This means that having such an action would answer in the negative the Casacuberta-Dicks-Aschbacher-Segev conjecture mentioned in the question:

If $$dim(K)=2$$ and $$K$$ is contractible, then it is conjectured [8] that $$K^G$$ is non-empty (this, as far as I know, is open even for infinite $$K$$, see [7]).

So if we know an answer to Q2, then it must be that a fixed-point-free action on a $$3$$-dimensional, collapsible simplicial complex does not exist. However, any paper proving this would probably cite [5], and I can't find such an article.

Also note that if a fixed-point-free action on a collapsible $$3$$-complex does not exist and Zeeman's collapsibility conjecture is true (which is a very strong assumption), then we have a positive solution to the Casacuberta-Dicks-Aschbacher-Segev conjecture.

Proof: Let $$G$$ act on a contractible $$2$$-complex $$K$$. For $$n$$ large enough, by Zeeman's conjecture and [1, Proposition II.2.1] the $$n$$-th barycentric subdivision of $$K\times I$$ is a collapsible $$3$$-complex, with $$G$$ acting non-trivially on the first coordinate. Thus, a fixed point of this action has to correspond to an element of $$K^G$$.

Update: The answer to Q1 is positive - there exist fixed point free group actions on contractible $$3$$-complexes.

Let $$G$$ be a finite group acting without fixed points on a $$2$$-dimensional, acyclic simplicial complex $$X$$. Then $$G\times \mathbb{Z}_2$$ acts without fixed points on the suspension $$SX$$, which is contractible.

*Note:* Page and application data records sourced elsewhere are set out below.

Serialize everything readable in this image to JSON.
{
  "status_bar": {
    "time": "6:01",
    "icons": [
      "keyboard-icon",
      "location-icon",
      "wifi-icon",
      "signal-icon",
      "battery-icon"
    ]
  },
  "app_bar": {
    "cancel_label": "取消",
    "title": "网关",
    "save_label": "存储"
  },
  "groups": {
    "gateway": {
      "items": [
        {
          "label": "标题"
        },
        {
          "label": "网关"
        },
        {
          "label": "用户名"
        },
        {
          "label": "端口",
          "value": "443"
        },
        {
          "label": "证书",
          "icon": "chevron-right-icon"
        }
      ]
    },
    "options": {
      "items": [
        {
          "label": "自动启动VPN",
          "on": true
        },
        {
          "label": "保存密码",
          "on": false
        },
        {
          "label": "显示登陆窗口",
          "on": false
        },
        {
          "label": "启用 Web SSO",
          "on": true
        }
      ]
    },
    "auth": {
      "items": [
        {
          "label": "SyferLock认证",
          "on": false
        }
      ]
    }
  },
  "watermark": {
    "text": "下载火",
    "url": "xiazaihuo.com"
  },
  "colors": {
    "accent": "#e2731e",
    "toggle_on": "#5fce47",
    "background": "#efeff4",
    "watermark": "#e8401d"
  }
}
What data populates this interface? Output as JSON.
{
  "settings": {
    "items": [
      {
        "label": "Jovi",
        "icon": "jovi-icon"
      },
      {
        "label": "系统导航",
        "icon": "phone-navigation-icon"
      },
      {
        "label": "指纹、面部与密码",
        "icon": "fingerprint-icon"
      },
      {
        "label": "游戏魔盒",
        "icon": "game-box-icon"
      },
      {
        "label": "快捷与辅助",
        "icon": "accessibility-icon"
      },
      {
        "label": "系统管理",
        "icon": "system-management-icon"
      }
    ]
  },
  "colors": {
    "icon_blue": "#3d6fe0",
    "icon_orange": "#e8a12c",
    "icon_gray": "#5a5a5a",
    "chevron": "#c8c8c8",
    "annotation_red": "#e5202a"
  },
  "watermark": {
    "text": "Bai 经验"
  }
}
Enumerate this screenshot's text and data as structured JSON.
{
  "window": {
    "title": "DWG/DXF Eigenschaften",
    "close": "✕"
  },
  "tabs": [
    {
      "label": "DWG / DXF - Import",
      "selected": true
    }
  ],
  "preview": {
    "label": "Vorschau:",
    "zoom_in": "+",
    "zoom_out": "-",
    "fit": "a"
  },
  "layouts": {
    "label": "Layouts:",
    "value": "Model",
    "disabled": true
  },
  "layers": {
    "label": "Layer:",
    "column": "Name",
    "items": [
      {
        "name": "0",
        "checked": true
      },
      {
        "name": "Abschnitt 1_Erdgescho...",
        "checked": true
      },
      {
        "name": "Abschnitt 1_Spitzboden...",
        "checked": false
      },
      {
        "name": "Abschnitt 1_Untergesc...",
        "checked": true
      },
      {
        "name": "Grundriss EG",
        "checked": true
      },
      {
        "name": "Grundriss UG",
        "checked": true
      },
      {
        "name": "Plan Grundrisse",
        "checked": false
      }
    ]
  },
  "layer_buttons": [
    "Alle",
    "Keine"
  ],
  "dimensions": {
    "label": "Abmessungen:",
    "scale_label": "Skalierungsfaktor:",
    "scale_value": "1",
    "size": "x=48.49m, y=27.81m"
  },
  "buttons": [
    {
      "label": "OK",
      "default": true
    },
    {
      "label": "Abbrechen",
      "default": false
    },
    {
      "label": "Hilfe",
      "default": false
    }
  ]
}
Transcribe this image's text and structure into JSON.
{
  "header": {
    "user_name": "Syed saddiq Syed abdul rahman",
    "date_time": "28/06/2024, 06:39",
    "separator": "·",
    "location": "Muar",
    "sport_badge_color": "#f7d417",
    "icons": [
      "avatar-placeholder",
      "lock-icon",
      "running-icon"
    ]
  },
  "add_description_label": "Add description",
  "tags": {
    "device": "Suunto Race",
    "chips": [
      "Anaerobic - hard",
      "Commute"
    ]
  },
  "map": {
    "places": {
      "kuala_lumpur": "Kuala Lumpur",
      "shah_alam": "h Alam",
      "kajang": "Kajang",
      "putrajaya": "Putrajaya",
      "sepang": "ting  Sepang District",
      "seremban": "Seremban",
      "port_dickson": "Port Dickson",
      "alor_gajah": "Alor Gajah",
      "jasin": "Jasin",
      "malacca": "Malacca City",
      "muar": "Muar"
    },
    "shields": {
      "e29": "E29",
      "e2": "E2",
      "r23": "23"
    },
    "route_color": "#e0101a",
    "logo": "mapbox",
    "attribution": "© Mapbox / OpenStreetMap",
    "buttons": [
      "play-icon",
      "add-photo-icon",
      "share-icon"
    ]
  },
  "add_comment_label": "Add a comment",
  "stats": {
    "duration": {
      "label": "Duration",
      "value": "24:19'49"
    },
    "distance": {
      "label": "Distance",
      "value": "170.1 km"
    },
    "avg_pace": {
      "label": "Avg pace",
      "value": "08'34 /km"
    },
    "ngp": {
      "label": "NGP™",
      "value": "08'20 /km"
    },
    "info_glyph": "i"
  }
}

A very similar idea was applied in the construction of a fixed point free action on a disk in the 1959 paper by E. Floyd and R. Richardson An action of a finite group on an n-cell without stationary points. I've learned this from section 1 of A. Adem's Finite group actions on acyclic 2 -complexes.